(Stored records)
* * * *
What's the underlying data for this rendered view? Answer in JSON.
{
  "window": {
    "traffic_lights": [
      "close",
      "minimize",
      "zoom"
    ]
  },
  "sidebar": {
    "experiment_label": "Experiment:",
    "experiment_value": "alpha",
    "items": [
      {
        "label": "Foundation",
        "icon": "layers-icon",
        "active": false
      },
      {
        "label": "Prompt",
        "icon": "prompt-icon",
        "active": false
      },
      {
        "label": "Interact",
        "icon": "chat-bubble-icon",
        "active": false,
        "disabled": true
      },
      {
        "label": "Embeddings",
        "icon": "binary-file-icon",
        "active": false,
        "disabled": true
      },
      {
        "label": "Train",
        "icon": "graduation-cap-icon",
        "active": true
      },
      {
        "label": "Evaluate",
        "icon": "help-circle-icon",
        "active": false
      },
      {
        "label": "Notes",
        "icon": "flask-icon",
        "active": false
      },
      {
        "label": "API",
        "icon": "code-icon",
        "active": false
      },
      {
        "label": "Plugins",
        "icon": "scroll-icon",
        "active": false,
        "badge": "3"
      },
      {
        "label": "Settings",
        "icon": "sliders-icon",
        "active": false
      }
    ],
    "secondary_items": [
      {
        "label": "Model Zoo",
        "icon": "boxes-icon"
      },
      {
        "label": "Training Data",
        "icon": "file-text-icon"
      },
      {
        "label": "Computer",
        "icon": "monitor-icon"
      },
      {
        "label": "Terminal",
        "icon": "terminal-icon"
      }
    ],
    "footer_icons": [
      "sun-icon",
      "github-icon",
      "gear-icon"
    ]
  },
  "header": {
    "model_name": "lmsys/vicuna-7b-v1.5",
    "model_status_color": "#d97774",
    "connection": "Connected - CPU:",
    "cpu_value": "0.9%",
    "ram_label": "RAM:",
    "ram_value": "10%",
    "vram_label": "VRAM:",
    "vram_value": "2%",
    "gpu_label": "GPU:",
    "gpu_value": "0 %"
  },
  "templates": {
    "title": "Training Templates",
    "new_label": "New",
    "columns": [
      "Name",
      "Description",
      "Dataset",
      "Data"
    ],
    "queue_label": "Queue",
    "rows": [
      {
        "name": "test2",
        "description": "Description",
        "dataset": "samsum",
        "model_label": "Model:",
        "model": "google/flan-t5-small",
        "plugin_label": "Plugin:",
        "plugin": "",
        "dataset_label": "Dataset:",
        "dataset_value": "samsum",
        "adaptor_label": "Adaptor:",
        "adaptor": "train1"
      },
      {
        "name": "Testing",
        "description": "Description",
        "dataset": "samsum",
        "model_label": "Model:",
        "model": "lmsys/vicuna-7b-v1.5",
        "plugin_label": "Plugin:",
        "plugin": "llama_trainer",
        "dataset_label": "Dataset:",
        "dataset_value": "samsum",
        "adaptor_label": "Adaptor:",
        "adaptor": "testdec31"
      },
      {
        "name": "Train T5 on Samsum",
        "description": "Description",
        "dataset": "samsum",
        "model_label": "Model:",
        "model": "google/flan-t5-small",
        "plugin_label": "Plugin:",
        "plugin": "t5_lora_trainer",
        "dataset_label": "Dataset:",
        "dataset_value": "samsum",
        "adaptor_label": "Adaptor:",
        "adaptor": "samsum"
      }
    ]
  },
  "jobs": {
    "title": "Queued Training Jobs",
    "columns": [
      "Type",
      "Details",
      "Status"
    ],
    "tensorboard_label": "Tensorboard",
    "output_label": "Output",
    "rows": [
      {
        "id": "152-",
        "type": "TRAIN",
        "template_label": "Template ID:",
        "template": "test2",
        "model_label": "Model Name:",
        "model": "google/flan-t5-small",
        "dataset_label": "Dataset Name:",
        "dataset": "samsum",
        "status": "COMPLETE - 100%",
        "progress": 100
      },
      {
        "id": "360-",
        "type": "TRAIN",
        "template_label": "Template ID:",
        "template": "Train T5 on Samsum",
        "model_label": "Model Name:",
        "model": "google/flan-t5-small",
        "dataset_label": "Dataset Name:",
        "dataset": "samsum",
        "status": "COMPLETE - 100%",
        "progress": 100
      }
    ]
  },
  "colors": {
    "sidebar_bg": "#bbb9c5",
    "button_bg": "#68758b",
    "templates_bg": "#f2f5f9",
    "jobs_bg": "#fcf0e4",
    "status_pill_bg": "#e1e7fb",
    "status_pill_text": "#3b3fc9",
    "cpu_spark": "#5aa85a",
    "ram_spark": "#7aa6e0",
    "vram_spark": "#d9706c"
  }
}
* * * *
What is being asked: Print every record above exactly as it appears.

Reply to the exercise:
What's the underlying data for this rendered view? Answer in JSON.
{
  "window": {
    "traffic_lights": [
      "close",
      "minimize",
      "zoom"
    ]
  },
  "sidebar": {
    "experiment_label": "Experiment:",
    "experiment_value": "alpha",
    "items": [
      {
        "label": "Foundation",
        "icon": "layers-icon",
        "active": false
      },
      {
        "label": "Prompt",
        "icon": "prompt-icon",
        "active": false
      },
      {
        "label": "Interact",
        "icon": "chat-bubble-icon",
        "active": false,
        "disabled": true
      },
      {
        "label": "Embeddings",
        "icon": "binary-file-icon",
        "active": false,
        "disabled": true
      },
      {
        "label": "Train",
        "icon": "graduation-cap-icon",
        "active": true
      },
      {
        "label": "Evaluate",
        "icon": "help-circle-icon",
        "active": false
      },
      {
        "label": "Notes",
        "icon": "flask-icon",
        "active": false
      },
      {
        "label": "API",
        "icon": "code-icon",
        "active": false
      },
      {
        "label": "Plugins",
        "icon": "scroll-icon",
        "active": false,
        "badge": "3"
      },
      {
        "label": "Settings",
        "icon": "sliders-icon",
        "active": false
      }
    ],
    "secondary_items": [
      {
        "label": "Model Zoo",
        "icon": "boxes-icon"
      },
      {
        "label": "Training Data",
        "icon": "file-text-icon"
      },
      {
        "label": "Computer",
        "icon": "monitor-icon"
      },
      {
        "label": "Terminal",
        "icon": "terminal-icon"
      }
    ],
    "footer_icons": [
      "sun-icon",
      "github-icon",
      "gear-icon"
    ]
  },
  "header": {
    "model_name": "lmsys/vicuna-7b-v1.5",
    "model_status_color": "#d97774",
    "connection": "Connected - CPU:",
    "cpu_value": "0.9%",
    "ram_label": "RAM:",
    "ram_value": "10%",
    "vram_label": "VRAM:",
    "vram_value": "2%",
    "gpu_label": "GPU:",
    "gpu_value": "0 %"
  },
  "templates": {
    "title": "Training Templates",
    "new_label": "New",
    "columns": [
      "Name",
      "Description",
      "Dataset",
      "Data"
    ],
    "queue_label": "Queue",
    "rows": [
      {
        "name": "test2",
        "description": "Description",
        "dataset": "samsum",
        "model_label": "Model:",
        "model": "google/flan-t5-small",
        "plugin_label": "Plugin:",
        "plugin": "",
        "dataset_label": "Dataset:",
        "dataset_value": "samsum",
        "adaptor_label": "Adaptor:",
        "adaptor": "train1"
      },
      {
        "name": "Testing",
        "description": "Description",
        "dataset": "samsum",
        "model_label": "Model:",
        "model": "lmsys/vicuna-7b-v1.5",
        "plugin_label": "Plugin:",
        "plugin": "llama_trainer",
        "dataset_label": "Dataset:",
        "dataset_value": "samsum",
        "adaptor_label": "Adaptor:",
        "adaptor": "testdec31"
      },
      {
        "name": "Train T5 on Samsum",
        "description": "Description",
        "dataset": "samsum",
        "model_label": "Model:",
        "model": "google/flan-t5-small",
        "plugin_label": "Plugin:",
        "plugin": "t5_lora_trainer",
        "dataset_label": "Dataset:",
        "dataset_value": "samsum",
        "adaptor_label": "Adaptor:",
        "adaptor": "samsum"
      }
    ]
  },
  "jobs": {
    "title": "Queued Training Jobs",
    "columns": [
      "Type",
      "Details",
      "Status"
    ],
    "tensorboard_label": "Tensorboard",
    "output_label": "Output",
    "rows": [
      {
        "id": "152-",
        "type": "TRAIN",
        "template_label": "Template ID:",
        "template": "test2",
        "model_label": "Model Name:",
        "model": "google/flan-t5-small",
        "dataset_label": "Dataset Name:",
        "dataset": "samsum",
        "status": "COMPLETE - 100%",
        "progress": 100
      },
      {
        "id": "360-",
        "type": "TRAIN",
        "template_label": "Template ID:",
        "template": "Train T5 on Samsum",
        "model_label": "Model Name:",
        "model": "google/flan-t5-small",
        "dataset_label": "Dataset Name:",
        "dataset": "samsum",
        "status": "COMPLETE - 100%",
        "progress": 100
      }
    ]
  },
  "colors": {
    "sidebar_bg": "#bbb9c5",
    "button_bg": "#68758b",
    "templates_bg": "#f2f5f9",
    "jobs_bg": "#fcf0e4",
    "status_pill_bg": "#e1e7fb",
    "status_pill_text": "#3b3fc9",
    "cpu_spark": "#5aa85a",
    "ram_spark": "#7aa6e0",
    "vram_spark": "#d9706c"
  }
}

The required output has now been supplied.